Most investors likely recognize Nvidia (NVDA -1.45%) as the world's largest producer of discrete GPUs. They'll also attribute its recent growth spurt to the secular expansion of the PC gaming and data center markets, and point out that it's trying to buy Arm Holdings -- the world's largest designer of mobile chips -- from SoftBank (SFTB.Y -0.53%) for $40 billion.
However, those bullet points only scratch the surface of Nvidia's business. To gain a deeper understanding of this complex chipmaker, we should analyze three finer points that only smarter investors have likely spotted.
1. It faces a hidden competitor in the data center market
The bullish thesis for Nvidia in the data center market is easy to grasp. CPUs use scalar processing, which process one piece of data at a time, while GPUs use vector processing, which processes a wide range of integers and floating point numbers simultaneously.
CPUs can't process machine learning and artificial intelligence (AI) tasks as efficiently as GPUs, so big data center operators have been installing more of Nvidia's GPUs to handle those tasks. That's why Nvidia's data center revenue rose 55% year-over-year last quarter and accounted for 41% of its top line.
But Nvidia faces a hidden competitor in this high-growth market: Graphcore, a private U.K. chipmaker that develops IPUs (intelligence processing units) for data centers. IPUs use graph processing, which process all of the data mapped out on a single graph at once.
Graphcore claims graph processing is more efficient than both scalar and vector processing. Last year, it released the M2000, a plug-and-play AI processing system that directly competes against Nvidia's A100 system. At the time of its launch, the M2000 delivered one petaflop of processing power for $32,450, compared to the A100's price of $39,800 per petaflop.

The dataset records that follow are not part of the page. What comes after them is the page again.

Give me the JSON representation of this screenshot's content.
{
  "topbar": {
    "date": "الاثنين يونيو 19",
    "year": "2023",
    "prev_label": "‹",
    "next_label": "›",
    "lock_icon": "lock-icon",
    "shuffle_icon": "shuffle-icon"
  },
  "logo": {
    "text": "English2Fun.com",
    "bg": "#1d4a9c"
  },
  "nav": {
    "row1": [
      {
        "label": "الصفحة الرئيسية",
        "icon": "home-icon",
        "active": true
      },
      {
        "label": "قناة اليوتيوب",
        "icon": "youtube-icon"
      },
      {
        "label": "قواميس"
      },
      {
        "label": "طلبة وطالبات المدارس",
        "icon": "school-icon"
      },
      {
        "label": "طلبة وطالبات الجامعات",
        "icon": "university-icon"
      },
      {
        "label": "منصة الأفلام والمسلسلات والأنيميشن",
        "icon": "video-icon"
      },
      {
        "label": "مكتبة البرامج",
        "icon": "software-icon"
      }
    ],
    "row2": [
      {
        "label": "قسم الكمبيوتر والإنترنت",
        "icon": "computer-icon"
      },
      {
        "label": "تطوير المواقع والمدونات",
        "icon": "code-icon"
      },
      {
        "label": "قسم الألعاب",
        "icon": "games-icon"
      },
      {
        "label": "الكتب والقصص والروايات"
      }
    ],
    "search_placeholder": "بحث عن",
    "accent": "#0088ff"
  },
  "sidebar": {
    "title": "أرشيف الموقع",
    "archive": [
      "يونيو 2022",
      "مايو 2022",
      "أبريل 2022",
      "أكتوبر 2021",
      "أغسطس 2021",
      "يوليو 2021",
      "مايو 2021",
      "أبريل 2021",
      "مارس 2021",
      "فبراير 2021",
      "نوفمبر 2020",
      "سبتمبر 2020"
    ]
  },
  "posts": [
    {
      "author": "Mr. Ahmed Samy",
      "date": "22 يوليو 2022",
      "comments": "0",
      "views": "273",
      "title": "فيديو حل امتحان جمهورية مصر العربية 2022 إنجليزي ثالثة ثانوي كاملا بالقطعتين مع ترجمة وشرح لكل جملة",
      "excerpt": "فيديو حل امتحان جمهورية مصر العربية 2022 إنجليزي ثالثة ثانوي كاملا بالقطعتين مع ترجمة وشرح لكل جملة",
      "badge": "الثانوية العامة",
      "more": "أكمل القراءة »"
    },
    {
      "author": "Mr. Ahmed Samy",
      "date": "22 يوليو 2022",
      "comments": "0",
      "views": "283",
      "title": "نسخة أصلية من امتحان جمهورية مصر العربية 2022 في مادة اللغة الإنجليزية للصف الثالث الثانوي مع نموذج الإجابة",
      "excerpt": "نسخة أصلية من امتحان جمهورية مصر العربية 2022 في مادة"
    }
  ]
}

That price gap highlights a hidden long-term risk to Nvidia, since big data centers require thousands of petaflops of processing power. Nvidia is still much larger and more well-known than Graphcore, but the development of IPUs could challenge the notion that GPUs are the best choice for AI tasks.
2. It's not the world's largest GPU maker
Nvidia controlled 83% of the discrete GPU market in the third quarter of 2021, according to JPR. AMD (AMD -2.21%) held the remaining 17%.
Yet Intel (INTC -0.60%) is actually the world's largest GPU maker thanks to its integrated graphics chips for lower-end desktops and laptops. If we factor in those chips, Intel controlled 62% of the global GPU market in the third quarter, according to JPR, compared to 20% for Nvidia and 18% for AMD.
That difference wouldn't be worth mentioning if Intel and Nvidia were staying in their own lanes. After all, Intel seemingly abandoned the discrete GPU market more than two decades ago.
But in 2018, Intel announced it would launch a new discrete GPU by 2020. It achieved that goal with the launch of its new Xe GPUs last summer.
The first chips in that series, the Iris Xe Max (DG1), targets Nvidia's GeForce MX and AMD's Radeon RX chips in gaming notebooks. Intel plans to target the desktop market with its higher-end DG2 chips next year, and it's developing an even higher-end GPU (codenamed Ponte Vecchio) to challenge Nvidia's high-end GPUs in the data center market.
Intel hasn't emerged as a major threat yet, but that situation could change as it bundles more of its GPUs with CPUs for OEMs. Nvidia's investors should closely monitor these developments and see if they'll impact the gaming business, which generated 45% of its revenue last quarter.
3. The cryptocurrency market is a double-edged sword
Lastly, investors should pay attention to the cryptocurrency market. The last cryptocurrency boom and bust cycle in 2018 caused major headaches for Nvidia as miners hoarded cards and drove up prices for gamers. After that bubble popped, those miners flooded the secondhand market with used cards, which reduced the appeal of Nvidia's newer GPUs.
Nvidia has taken two major steps to avoid another bubble: It capped the hash rate of its new RTX GPUs to make them less appealing for Ethereum (ETH -1.65%) miners, and released a new line of dedicated crypto mining (CMP) cards to keep its gaming and mining markets separate.
Unfortunately, hackers quickly found a way to bypass Nvidia's hash rate limitations for its RTX cards. Meanwhile, the hot crypto market has recently caused prices for Nvidia's CMP cards to skyrocket, and that trend could make unlocked RTX cards a more cost efficient way to mine Ethereum.
That's the exact scenario Nvidia wanted to avoid, and it could face another ugly boom and bust in the cryptocurrency market in the near future.
Will these factors weigh down Nvidia's stock?
I'm still bullish on Nvidia and its long-term growth potential in the gaming and data center markets. But smart investors shouldn't ignore these three hidden threats, which could all stir up unexpected headwinds and challenge analysts' rising expectations for the beloved chipmaker.